Part of the beauty of having a budget for yourself means that you don’t have to convince anyone else of anything. But planning out in advance how much money you want to dedicate toward dinner and drinks makes this agonizing choice relatively simple: Once you approach your limit, you slow down, and once you reach the limit, you stop. And you might decide you’d like to dedicate a significant portion of your income to entertainment! I’m not of the party that believes you should minimize what you spend on momentary pleasure in order to maximize your retirement funds (although you should save a little for the long term where you can). The idea is to decide in advance what that portion will be and cut back accordingly elsewhere—not stop eating out altogether if eating out and seeing friends brings you great joy. You can tell your friends cheerfully that you’d love to join them for drinks but that dinner’s not in your budget for this week without looking dolefully up from under your lashes in the hopes someone will take pity on you and spot you. You might even occasionally invite them all-around for a potluck or drinks at your house, where you can all share the cost and save money together. Even high earners enjoy a night in every now and again. But drop the idea that occasionally forgoing a non-ridiculous but still-too-expensive dinner out means you’re trying to convince your friends to cancel their own lifestyles, or that it’s some sort of statement on whether they have reasonable tastes. It just means you’re managing your own budget.

Classic Prudie

About two years ago, my then-boyfriend got a job offer at a large, global company for nearly a 40 percent pay raise. He was contractually obliged to give a month’s notice at his old job. During that time I found out he cheated on me, among other things. To get back at him, I logged into his email (he gave me his password previously) and wrote an email pretending to be him. The email detailed a drunken weekend out using recreational drugs, racist vents about my ex’s then-boss, and the last paragraph contained offensive remarks about the HR manager who recruited him. I sent it to the HR manager to make it look like he’d accidentally sent it to her instead of a friend, then deleted the email from his sent account.

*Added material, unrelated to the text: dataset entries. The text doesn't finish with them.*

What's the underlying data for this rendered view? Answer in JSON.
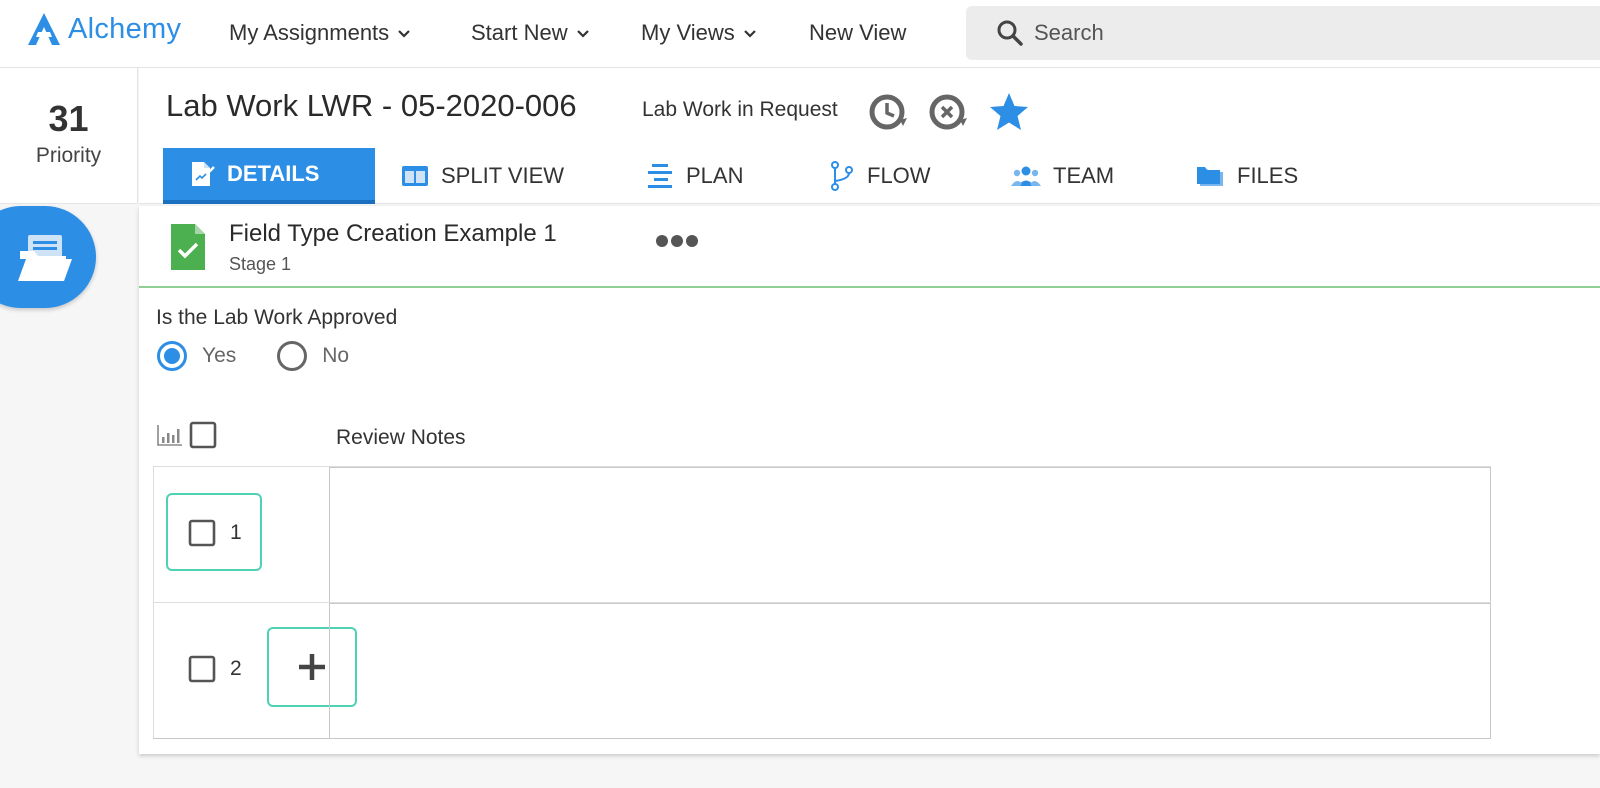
{
  "app": {
    "logo_text": "Alchemy",
    "accent_color": "#2d8ee6",
    "focus_color": "#4fd1b5"
  },
  "nav": {
    "items": [
      {
        "label": "My Assignments",
        "has_dropdown": true
      },
      {
        "label": "Start New",
        "has_dropdown": true
      },
      {
        "label": "My Views",
        "has_dropdown": true
      },
      {
        "label": "New View",
        "has_dropdown": false
      }
    ],
    "search_placeholder": "Search"
  },
  "priority": {
    "value": "31",
    "label": "Priority"
  },
  "record": {
    "title": "Lab Work LWR - 05-2020-006",
    "status": "Lab Work in Request",
    "icons": [
      "history-icon",
      "cancel-timer-icon",
      "star-icon"
    ]
  },
  "tabs": [
    {
      "label": "DETAILS",
      "icon": "details-icon",
      "active": true
    },
    {
      "label": "SPLIT VIEW",
      "icon": "split-view-icon",
      "active": false
    },
    {
      "label": "PLAN",
      "icon": "plan-icon",
      "active": false
    },
    {
      "label": "FLOW",
      "icon": "flow-icon",
      "active": false
    },
    {
      "label": "TEAM",
      "icon": "team-icon",
      "active": false
    },
    {
      "label": "FILES",
      "icon": "files-icon",
      "active": false
    }
  ],
  "card": {
    "title": "Field Type Creation Example 1",
    "stage": "Stage 1"
  },
  "approval": {
    "question": "Is the Lab Work Approved",
    "options": [
      {
        "label": "Yes",
        "selected": true
      },
      {
        "label": "No",
        "selected": false
      }
    ]
  },
  "grid": {
    "column_header": "Review Notes",
    "rows": [
      {
        "number": "1",
        "note": ""
      },
      {
        "number": "2",
        "note": ""
      }
    ]
  }
}
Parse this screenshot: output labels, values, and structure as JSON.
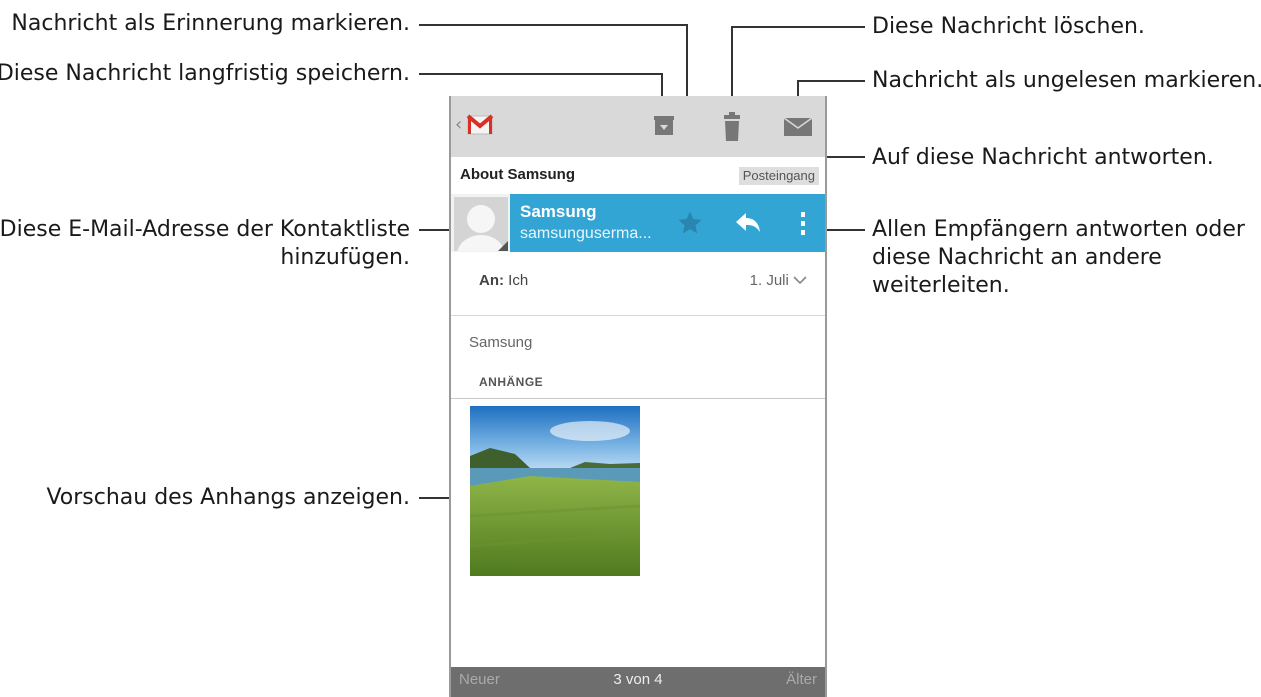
{
  "callouts": {
    "reminder": "Nachricht als Erinnerung markieren.",
    "archive": "Diese Nachricht langfristig speichern.",
    "add_contact_1": "Diese E-Mail-Adresse der Kontaktliste",
    "add_contact_2": "hinzufügen.",
    "preview": "Vorschau des Anhangs anzeigen.",
    "delete": "Diese Nachricht löschen.",
    "unread": "Nachricht als ungelesen markieren.",
    "reply": "Auf diese Nachricht antworten.",
    "more_1": "Allen Empfängern antworten oder",
    "more_2": "diese Nachricht an andere",
    "more_3": "weiterleiten."
  },
  "actionbar": {
    "back_glyph": "‹",
    "icons": [
      "gmail-logo-icon",
      "archive-icon",
      "trash-icon",
      "envelope-icon"
    ]
  },
  "email": {
    "subject": "About Samsung",
    "folder": "Posteingang",
    "sender_name": "Samsung",
    "sender_email": "samsunguserma...",
    "to_label": "An:",
    "to_value": "Ich",
    "date": "1. Juli",
    "body": "Samsung",
    "attachments_heading": "ANHÄNGE"
  },
  "bottombar": {
    "newer": "Neuer",
    "position": "3 von 4",
    "older": "Älter"
  },
  "colors": {
    "sender_bar": "#33a5d4",
    "actionbar": "#d9d9d9",
    "bottombar": "#6e6e6e"
  }
}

Naturally the company withdrew the job offer with the excuse that his position was no longer available. My ex was also not permitted to have his old job back, so he spent four months unemployed. To be honest, I feel no guilt over this event considering how much he lied to me, but something keeps nagging at me and I feel like I have to confess it to him. He probably has no idea what happened. Am I morally obliged to tell him, or should I keep it under wraps?